It’s been something of a gong show. There’s been an ongoing tug-of-war over turf and authority between the Senate, who have been pushing for this forensic audit, and local officials, media, and Democrats who loudly oppose it, and have been looking for ways to stonewall it at every opportunity, replied to by threats of heavy subpoena use.

That level of resistance seems odd from a party so very convinced that Biden won the election handily with record-breaking numbers. Wouldn’t someone who believed that want to take a victory lap and prove to the naysayers just how solid that win was?

We all absolutely KNOW that Trump would have been beating his chest and daring the auditors to recount the numbers if it had been reported that Trump won with the most votes in history. What makes Democrats so hesitant? Could it be because it’s a third-party team with no insider governmental connections is the one doing the counting?

A variety of points of conflict have come up as the drama unfolded. Political insiders connected to the election officials whose work is being audited tried to pose as reporters to gain entry to the audit facilities. The use of the building itself was opposed. Irregularities in the chain of custody have been alleged by both sides.

Here’s an example of concerns raised by the auditors. (The counter-claims are mainly directed at claim of their competence, professionalism, procedures, or alleged partisanship.)

More recently, there has been the refusal to comply with subpoenas, with two specific incidents showing just how deep the animosity is going.

First, Maricopa Country refused to provide the administration passwords to verify the activities of the technology as it was used during the election. (Dominion Voting Machines has offered their own explanations for refusing to comply with subpoenas to provide that administrative access to their machines.)

We were told that Maricopa County did not actually HAVE any administrative passwords and that all passwords in their possession had been presented to the audit team.

Ironically, the audit team is providing their own router information and passwords to prove that they are not doing anything beyond of the scope of their lawful authority, as Reuters has reported:

Even Reuters cannot help but notice the difference in each group’s approach to transparency.

That’s not even the half of it. They tore a page from Hillary Clinton’s playbook.

Remember her line, ‘like with a cloth?’ On the other hand, we have no reason to believe bleach bit was used in this instance.

Shortly before they were due to be audited — and AFTER they had been subpoenaed — some key files appear to had been deleted.

“We have recently discovered that the entire ‘Database’ directory from the D drive of the machine ‘EMSPrimary’ has been deleted,” Fann wrote, claiming the missing directory is covered by the Senate’s subpoena, which allows the group to seize elections materials for the audit.

“This suggests that the main database for all election related data for the November 2020 General Election has been removed,” she added. “Can you please advise as to why these folders were deleted, and whether there are any backups that may contain the deleted folders?” — WashingtonExaminer

There are big claims being made by partisans on both sides about just how this will play out… but really, we won’t know until everything wraps up.

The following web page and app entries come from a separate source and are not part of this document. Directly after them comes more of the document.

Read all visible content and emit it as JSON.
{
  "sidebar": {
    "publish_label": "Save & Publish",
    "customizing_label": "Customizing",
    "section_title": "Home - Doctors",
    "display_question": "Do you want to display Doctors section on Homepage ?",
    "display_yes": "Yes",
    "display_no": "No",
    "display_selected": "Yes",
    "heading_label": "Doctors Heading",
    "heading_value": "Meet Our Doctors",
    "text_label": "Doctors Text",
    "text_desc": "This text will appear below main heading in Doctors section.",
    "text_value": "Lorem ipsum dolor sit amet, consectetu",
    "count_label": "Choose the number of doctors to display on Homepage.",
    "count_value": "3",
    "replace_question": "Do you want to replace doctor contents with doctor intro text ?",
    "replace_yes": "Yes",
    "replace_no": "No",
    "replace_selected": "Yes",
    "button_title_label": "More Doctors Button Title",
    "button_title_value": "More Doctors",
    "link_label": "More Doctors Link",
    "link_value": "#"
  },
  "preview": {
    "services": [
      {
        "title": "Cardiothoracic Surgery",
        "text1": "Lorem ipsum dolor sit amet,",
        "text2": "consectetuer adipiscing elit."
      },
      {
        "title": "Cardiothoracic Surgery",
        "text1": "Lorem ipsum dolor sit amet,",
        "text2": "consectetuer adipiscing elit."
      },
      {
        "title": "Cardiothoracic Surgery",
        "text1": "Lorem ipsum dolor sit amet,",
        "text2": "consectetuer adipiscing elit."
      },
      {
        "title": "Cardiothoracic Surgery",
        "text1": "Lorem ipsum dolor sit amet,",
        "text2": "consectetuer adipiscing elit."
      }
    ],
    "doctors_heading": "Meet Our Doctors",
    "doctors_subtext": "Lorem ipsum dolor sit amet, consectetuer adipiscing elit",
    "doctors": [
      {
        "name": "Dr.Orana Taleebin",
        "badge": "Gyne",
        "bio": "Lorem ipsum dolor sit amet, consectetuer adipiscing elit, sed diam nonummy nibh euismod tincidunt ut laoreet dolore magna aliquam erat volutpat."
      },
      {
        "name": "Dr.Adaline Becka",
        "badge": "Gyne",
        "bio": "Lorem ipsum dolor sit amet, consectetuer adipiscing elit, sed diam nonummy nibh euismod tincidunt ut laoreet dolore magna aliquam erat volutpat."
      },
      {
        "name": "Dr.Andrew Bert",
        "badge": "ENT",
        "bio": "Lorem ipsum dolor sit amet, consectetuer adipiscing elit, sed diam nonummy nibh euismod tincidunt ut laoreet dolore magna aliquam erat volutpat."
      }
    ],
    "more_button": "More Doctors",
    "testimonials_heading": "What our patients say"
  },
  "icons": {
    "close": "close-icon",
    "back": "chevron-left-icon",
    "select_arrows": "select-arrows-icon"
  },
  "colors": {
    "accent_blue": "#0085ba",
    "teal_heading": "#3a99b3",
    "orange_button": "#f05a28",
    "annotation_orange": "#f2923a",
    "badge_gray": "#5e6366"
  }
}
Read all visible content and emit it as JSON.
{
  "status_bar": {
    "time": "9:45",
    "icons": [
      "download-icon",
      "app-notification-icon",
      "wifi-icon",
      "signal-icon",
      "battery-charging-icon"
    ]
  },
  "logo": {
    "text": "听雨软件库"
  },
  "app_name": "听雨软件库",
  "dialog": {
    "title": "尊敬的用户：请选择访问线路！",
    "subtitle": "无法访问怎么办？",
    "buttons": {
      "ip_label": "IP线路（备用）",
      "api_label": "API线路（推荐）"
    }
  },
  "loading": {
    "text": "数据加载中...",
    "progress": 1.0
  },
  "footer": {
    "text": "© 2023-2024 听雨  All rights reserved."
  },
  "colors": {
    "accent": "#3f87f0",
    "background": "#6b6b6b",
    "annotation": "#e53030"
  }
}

Concerned citizens of good intent across the political spectrum should be able to agree on one thing — whatever we learn about what happened in 2020, any loopholes in our system that can be exploited by malevolent agents with private agendas should be identified and made more secure. And we should do so by whatever means is most expedient.

‘Easy to vote and hard to cheat’ is a slogan chanted by many calling for electoral reform. That seems like a good starting point for us to come together.

Aside from those political operatives who actually welcome cheating, thinking it can give their party an advantage. (You know who you are.)